Ever since taking the Professional Speaking course with Professor Stephanie Webster last fall, I’ve been paying close attention to some smaller, commonly-overlooked attributes of effective speakers in our societies. Today, I want to take a bit of time to list these out for my own understanding, and to share with any readers. I intend the scope of these attributes applies to everyday dialogues and persuasions, all the way to formal speeches.
- Use of the question “Right?” – speakers use this somewhat rhetorical question to engage with the audience. A speaker’s voice naturally inflects when asking a question – cuing the audience’s attention. This in turn challenges the audience to interpret what the speaker was talking about, thus aligning the audience’s understanding on the topic with the speaker’s understanding – building a relationship and trust with the audience.
- Telling a story – speakers effective speakers often use this strategy at the beginning of a statement. A story can be used to engage an audience (attention grabber), or as a vehicle to help an audience understand. Effective stories are relatable to the audience, and engage the audience to follow the story. Effective speakers transition the momentum, engagement, and emotion of a story to effectively convey the objective of the statement or speech.
- Remembering – and recalling – audience members’ names – this strategy is used to build rapport and trust with an audience. A great example of this is before a business presentation, meeting an unexpected member of an audience, then referencing this person during the presentation. This invokes the personability of the speaker, again continuing to build the relationship with the audience.
- Using “we”- this is especially important when representing a team or group. Let’s say you’re a part of a group project, and John doesn’t complete his responsibilities on time. What sounds more effective:
– “Okay team, we are behind schedule because we still have to complete the graphical illustrations of our data.”
– “Alright team, the project is behind schedule because John didn’t complete his responsibilities.”Kind of a trick question – the first example is applicable in most situation. You are part of the team – you demonstrate your interest in and ownership of the entirety of the project and convince others of this using “we”, not singling out and creating an island of John. Using “we” requires humbling your pride and owning responsibility as a group. The other situation: there will be circumstances that enable the usage of calling out of someone. Use your professional discretion.
- Using effective pauses – speakers with experience use this strategy with ease. Pausing in your statements exhibits confidence in yourself and what you’re speaking. It affords the audience period of time to reflect on what you’re saying, creating a more dynamic relationship with your audience.

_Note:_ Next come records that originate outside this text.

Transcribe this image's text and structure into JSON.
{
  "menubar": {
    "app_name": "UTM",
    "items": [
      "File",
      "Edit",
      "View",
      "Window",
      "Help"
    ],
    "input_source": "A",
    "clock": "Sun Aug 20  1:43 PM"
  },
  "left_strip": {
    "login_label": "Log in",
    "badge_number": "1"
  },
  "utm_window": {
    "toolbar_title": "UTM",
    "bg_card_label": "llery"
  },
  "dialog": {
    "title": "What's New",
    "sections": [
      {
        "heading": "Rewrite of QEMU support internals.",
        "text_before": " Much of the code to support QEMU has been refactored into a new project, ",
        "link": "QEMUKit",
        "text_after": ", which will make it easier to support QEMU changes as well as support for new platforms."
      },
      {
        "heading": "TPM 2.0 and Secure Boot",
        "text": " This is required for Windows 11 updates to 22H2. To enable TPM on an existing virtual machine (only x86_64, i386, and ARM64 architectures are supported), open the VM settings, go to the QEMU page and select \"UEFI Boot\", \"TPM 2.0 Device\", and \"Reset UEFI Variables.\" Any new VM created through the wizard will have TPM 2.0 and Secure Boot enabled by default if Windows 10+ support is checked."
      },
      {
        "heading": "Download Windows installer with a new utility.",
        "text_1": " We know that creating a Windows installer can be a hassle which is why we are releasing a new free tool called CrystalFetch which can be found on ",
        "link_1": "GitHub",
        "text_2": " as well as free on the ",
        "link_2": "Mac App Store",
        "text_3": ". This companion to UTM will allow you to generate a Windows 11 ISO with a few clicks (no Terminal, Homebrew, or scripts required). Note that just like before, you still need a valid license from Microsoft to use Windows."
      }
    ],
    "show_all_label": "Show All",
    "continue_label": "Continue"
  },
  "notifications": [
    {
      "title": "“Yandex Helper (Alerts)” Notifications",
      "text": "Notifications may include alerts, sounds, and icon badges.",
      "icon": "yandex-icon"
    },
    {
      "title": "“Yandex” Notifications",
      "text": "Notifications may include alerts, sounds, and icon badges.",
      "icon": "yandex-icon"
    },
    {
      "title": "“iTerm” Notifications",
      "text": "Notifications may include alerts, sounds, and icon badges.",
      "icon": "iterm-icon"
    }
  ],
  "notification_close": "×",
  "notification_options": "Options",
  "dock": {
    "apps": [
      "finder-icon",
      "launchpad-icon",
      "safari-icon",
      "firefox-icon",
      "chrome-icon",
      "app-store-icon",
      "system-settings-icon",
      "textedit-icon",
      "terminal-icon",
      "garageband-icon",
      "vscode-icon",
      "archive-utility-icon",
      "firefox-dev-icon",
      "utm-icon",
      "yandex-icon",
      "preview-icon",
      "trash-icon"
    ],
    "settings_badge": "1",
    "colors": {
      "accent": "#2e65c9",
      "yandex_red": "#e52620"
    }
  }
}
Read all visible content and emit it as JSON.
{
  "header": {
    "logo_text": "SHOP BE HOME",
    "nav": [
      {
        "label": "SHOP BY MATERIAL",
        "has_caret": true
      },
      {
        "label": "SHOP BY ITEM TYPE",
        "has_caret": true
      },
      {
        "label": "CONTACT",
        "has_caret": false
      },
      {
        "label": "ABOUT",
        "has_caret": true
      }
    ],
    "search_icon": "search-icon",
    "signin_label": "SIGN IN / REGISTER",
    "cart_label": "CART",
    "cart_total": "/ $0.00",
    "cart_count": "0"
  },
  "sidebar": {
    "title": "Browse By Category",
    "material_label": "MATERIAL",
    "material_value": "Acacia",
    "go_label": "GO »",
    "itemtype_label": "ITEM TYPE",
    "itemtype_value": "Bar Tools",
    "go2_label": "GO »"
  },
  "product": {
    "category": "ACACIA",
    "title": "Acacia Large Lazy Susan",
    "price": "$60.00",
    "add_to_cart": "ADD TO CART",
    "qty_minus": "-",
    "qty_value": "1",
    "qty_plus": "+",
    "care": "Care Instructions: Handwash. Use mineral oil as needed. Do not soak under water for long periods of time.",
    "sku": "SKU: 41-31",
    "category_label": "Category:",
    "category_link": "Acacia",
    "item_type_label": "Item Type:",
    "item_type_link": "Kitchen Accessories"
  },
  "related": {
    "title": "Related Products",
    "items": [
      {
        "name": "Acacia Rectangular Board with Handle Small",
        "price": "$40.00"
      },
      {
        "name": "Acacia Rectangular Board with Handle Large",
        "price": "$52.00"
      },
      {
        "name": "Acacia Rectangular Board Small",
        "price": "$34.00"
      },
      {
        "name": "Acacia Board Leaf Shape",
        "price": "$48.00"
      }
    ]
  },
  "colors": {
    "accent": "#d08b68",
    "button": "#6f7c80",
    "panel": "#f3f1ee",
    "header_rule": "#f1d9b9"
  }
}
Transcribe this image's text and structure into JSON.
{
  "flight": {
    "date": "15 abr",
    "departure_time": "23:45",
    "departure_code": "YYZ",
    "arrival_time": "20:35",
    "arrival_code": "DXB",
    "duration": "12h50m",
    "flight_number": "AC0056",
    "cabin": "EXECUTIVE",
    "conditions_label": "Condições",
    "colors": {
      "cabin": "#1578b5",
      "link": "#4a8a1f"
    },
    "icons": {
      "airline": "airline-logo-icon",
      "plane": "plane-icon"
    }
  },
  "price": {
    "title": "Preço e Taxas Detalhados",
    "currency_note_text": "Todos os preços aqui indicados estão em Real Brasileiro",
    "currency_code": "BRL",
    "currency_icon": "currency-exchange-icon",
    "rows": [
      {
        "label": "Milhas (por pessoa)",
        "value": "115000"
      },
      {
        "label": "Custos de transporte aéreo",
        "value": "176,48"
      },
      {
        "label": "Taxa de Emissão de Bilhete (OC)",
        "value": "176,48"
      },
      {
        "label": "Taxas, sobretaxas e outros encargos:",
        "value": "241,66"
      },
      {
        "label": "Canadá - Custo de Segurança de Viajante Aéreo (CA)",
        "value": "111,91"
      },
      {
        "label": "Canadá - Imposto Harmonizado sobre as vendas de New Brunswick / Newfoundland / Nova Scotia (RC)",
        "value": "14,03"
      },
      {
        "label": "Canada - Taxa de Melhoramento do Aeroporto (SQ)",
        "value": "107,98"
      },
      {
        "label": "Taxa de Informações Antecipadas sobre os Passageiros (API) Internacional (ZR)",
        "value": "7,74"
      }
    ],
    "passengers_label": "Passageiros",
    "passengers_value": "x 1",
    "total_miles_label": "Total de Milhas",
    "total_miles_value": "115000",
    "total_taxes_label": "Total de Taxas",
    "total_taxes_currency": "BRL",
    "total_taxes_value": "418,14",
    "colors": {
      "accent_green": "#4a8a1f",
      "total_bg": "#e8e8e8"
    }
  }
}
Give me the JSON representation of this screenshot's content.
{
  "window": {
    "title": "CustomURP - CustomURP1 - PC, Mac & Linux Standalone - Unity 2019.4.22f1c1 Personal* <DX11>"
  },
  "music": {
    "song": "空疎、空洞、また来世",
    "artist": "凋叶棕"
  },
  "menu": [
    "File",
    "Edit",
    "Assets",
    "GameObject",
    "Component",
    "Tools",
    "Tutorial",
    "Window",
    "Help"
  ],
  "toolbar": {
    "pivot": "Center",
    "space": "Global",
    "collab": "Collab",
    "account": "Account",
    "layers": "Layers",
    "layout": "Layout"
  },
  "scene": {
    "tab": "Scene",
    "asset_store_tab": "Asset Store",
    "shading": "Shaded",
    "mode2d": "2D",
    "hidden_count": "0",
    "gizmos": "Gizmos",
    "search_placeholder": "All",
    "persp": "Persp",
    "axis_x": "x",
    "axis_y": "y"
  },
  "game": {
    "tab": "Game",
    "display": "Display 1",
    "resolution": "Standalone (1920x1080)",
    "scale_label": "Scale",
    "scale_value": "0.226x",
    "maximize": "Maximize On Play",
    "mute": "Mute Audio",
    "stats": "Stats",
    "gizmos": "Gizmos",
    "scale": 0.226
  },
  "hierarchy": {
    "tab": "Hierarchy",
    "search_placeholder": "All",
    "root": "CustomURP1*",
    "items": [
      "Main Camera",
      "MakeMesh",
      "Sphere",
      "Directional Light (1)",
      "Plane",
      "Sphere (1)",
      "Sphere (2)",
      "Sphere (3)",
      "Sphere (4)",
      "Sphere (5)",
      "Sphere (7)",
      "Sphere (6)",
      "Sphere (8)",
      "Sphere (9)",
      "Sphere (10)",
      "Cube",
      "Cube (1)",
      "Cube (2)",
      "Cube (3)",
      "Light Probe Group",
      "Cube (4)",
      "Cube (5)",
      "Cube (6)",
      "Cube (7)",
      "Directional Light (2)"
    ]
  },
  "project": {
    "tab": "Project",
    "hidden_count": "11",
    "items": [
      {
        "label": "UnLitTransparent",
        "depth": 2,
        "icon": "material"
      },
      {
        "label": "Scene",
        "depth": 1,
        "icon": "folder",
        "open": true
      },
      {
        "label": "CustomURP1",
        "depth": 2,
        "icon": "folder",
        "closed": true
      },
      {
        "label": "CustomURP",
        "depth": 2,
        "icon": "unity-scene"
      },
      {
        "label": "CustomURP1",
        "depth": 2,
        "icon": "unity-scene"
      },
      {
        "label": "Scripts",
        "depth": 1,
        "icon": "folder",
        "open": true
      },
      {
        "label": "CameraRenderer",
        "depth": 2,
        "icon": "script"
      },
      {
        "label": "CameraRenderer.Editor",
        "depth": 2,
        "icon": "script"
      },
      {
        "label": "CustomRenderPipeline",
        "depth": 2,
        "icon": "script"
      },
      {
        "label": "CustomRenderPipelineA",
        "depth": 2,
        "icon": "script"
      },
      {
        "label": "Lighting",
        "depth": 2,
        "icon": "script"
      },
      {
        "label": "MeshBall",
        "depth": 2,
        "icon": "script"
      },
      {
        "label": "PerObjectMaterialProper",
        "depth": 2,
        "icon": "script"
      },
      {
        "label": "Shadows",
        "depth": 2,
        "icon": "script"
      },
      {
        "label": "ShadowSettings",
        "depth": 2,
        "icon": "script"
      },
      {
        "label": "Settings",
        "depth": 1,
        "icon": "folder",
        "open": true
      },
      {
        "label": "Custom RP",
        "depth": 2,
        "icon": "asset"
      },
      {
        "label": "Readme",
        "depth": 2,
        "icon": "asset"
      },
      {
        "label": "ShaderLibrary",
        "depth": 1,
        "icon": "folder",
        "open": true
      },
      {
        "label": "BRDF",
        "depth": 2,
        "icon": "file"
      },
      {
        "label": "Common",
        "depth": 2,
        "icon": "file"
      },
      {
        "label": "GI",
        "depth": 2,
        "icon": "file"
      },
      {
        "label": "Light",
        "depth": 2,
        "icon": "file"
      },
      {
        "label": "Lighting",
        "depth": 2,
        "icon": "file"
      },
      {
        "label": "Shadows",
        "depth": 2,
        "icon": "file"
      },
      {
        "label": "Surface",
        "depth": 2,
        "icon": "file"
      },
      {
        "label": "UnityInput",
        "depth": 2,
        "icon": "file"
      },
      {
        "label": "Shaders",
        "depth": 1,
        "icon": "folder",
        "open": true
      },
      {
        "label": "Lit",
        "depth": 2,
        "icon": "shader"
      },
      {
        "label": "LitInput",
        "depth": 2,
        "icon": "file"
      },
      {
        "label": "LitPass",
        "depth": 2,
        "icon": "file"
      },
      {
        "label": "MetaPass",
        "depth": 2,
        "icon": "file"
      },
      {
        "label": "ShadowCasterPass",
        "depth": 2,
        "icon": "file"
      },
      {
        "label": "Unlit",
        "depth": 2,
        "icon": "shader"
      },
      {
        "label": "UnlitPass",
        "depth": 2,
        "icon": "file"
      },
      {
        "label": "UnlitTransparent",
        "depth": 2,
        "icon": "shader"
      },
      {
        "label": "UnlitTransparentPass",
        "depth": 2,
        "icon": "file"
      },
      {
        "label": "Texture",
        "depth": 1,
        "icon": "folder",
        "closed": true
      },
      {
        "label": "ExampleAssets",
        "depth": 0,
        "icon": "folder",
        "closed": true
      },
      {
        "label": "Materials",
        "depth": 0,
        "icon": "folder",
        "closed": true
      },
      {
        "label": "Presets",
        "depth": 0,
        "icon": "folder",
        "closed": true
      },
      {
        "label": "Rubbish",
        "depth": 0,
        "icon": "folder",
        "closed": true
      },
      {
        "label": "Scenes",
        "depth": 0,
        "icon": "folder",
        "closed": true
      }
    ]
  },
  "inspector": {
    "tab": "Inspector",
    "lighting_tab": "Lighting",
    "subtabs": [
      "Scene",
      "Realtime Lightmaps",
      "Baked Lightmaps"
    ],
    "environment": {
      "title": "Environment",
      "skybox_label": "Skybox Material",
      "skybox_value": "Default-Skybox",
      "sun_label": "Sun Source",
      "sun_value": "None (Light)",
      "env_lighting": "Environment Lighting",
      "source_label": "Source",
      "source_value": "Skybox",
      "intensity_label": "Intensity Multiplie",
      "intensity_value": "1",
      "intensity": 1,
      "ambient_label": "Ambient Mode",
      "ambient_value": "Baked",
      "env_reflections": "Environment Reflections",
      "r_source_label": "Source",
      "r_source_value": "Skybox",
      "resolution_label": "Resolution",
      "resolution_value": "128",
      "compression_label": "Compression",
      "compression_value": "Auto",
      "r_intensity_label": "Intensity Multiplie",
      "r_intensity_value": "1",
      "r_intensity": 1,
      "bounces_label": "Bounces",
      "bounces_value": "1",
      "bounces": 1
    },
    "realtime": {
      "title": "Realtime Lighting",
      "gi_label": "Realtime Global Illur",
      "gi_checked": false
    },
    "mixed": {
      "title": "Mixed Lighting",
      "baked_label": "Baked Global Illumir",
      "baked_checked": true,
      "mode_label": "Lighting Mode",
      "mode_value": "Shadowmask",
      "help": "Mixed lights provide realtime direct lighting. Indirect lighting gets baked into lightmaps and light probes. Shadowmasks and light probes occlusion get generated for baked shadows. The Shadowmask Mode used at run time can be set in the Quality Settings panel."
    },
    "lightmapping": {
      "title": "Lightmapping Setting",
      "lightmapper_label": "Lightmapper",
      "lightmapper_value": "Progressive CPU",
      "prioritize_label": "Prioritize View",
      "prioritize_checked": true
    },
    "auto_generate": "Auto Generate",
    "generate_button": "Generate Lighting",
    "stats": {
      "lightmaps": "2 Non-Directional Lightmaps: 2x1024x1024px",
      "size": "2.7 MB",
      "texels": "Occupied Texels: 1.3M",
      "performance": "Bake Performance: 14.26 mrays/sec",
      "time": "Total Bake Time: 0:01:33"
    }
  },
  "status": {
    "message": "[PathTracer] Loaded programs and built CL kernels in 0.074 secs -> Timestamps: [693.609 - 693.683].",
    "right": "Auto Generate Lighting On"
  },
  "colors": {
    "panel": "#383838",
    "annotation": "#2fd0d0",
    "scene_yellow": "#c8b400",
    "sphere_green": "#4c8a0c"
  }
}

One last attribute that I noted, that is more relevant to being an effective audience member:
- Giving genuine compliments (and criticism)- being an audience member. If someone has a great idea for a new product and business plan, but you note a significant deficiency in their business plan, what creates more value: saying “great idea!”, or “John, I really like the idea of your product; however, I immediately noticed a few deficiencies in your business plan. Care to discuss for a few minutes?”.
Give these points some thoughts, and give them a try in your everyday conversations.